New, modern appliances often accompany kitchen renovations. However, the latest in cooking accoutrement need not preclude a farmhouse style more suited for period homes, as demonstrated by the Knickerbocker Group of Boothbay, Maine. In our next two posts, architectural designers James Halferty AIA and Keith Warren, and Certified Master Kitchen and Bath Designer Elaine Murdoch reveal how you can get the farmhouse look in your next kitchen renovation.
Open up the floorplan: The Bayberry home, renovated by architectural designer James Halferty AIA, Studiohayes for the Knickerbocker Group, is a charming three-story structure located in Southport, Maine. Its features include whitewashed wood walls, exposed beams, “good bones,” a classic gambrel form, and a unique beach stone fireplace. However, prior to renovation, its kitchen was isolated in the middle of the home, tucked behind an old porch, with only limited views of the water. The owners wanted to open up the first floor in order to capture a sense of the water. This was accomplished first by using tall windows to let in light. In addition, an increased sense of space was achieved by keeping sightlines open. Consequently the space now has an airy feel.
As part of the renovation, the designers integrated the new home kitchen into the main living space. At the same time they maintained a sense of farmhouse authenticity. Murdoch explains, “Throughout the home, the original whitewashed style remains, but with added warm wood accents that highlight the custom millwork and unique detailing.” She adds, “Opening up the floor plan required structural ingenuity to support the upper floors. So when new Douglas fir wood beams became exposed, those structural elements were left natural to add some contrast.

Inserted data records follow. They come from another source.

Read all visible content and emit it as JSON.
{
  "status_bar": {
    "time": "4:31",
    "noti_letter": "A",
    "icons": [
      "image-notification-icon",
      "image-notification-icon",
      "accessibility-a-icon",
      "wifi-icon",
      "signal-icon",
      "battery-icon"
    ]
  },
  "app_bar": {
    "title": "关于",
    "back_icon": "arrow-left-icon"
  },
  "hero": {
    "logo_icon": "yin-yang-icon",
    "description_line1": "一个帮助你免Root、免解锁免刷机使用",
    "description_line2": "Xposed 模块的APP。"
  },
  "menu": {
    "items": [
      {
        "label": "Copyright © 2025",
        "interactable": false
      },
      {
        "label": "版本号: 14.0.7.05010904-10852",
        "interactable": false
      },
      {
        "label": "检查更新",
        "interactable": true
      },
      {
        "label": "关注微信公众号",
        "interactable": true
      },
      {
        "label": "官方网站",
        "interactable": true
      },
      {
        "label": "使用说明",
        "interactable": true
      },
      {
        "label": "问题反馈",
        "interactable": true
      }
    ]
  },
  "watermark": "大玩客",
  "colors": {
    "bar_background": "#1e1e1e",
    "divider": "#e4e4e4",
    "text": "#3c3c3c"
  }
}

The same wood tone was carried lightly throughout the home through the use of Douglas fir doors, accent trims, columns, etc.” In order to match the existing flooring, the designers chose wide pine with a natural finish for the kitchen. In keeping with the newly created light/dark contrasts, they chose black, honed granite countertops and white cabinets with dark knobs. While the appliances are stainless steel, they selected a fireclay apron-front sink because of its cottage look.
A farmhouse kitchen conveys a regional American style. The effect is both warm and functional, perfect for a summer house or a recreational get-away, but also appropriate for an every-day home, especially for someone wishing to “go green.” It also creates a nostalgic atmosphere. According to Elaine Murdoch, Certified Master Kitchen and Bath Designer, “Local natural materials are always best for creating an authentic regional style.” For more advice from Murdoch about how to get the farmhouse kitchen look in your home, visit our blog.
by Rebecca Luella Miller